However, currently, only 3% of Nevada customers are eligible for the program. Although the new bill would lift the net metering cap, at the same time, all new solar customers would be required to pay a fee.
Some utility companies feel that net metering is unfair to customers who do not have solar panels installed on their rooftops, and that solar customers are not paying their fair share for the grid, as net metering can, in theory, allow them to pay nothing for the electricity they generate because they can sell it back to the grid.
NV Energy argues that it is necessary to restrict the amount of solar energy that is sold back to the grid to ensure fairness among all ratepayers, which includes customers who don’t have solar installations on their homes.
Residential solar energy fees could hinder Nevada’s solar industry.
On the flip side of the coin, solar advocates argue that introducing such fees will hinder the solar industry, because residential solar has played an important part in Nevada’s substantial solar power growth.
According to non-profit industry group The Solar Foundation, in the past year, the state had the fastest solar job growth in the United States. Furthermore, with almost 6,000 solar employees, Nevada has the largest solar employment per capita. This growth is not only the result of several utility-scale solar projects, but also from an increase in the installation of rooftop solar panels on homes.
In fact, according to the Solar Energy Industries association, last year, nearly two times as many residential solar systems were installed compared to 2013. Currently, almost 2,000 Nevada residents generate their own solar power.
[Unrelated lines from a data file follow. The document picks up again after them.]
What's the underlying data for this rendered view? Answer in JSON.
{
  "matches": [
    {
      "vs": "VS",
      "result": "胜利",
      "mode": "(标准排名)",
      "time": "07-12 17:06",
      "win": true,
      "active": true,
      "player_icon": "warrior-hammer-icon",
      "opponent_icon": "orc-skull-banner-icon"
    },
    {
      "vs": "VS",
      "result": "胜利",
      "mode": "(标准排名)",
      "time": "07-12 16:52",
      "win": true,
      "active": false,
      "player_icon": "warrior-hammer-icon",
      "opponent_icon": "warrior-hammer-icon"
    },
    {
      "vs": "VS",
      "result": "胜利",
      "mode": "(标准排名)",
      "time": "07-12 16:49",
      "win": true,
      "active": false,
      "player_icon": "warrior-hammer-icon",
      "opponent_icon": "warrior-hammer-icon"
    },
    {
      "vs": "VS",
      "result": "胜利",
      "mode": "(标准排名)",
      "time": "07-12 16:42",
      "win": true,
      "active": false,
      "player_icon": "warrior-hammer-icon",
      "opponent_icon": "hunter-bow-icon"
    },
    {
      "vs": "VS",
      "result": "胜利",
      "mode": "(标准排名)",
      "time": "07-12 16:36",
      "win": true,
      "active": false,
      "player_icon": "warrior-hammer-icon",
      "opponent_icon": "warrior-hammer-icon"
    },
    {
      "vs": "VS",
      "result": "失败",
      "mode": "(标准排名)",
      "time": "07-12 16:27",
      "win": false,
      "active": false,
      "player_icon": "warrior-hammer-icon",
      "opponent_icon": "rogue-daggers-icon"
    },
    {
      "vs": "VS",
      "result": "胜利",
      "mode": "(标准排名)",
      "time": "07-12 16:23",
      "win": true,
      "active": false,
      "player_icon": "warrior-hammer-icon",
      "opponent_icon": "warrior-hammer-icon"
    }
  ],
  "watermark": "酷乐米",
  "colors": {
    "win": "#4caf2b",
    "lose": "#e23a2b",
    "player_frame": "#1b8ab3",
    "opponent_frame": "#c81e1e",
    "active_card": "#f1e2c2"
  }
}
However, solar advocates worry that once the new imposed fee takes effect, it will negatively impact the solar industry in Nevada in the same way that a similar fee implemented back in 2013 in Arizona, had on that state. The fee significantly stymied the growth of rooftop solar installations in Arizona and, this year, SolarCity, a residential solar panel installation company, moved over 80 jobs out of the state, claiming the fee to have caused a slowdown.
The Nevada public utilities commission has until July 31 to decide on the amount residential solar energy customers will be required to pay.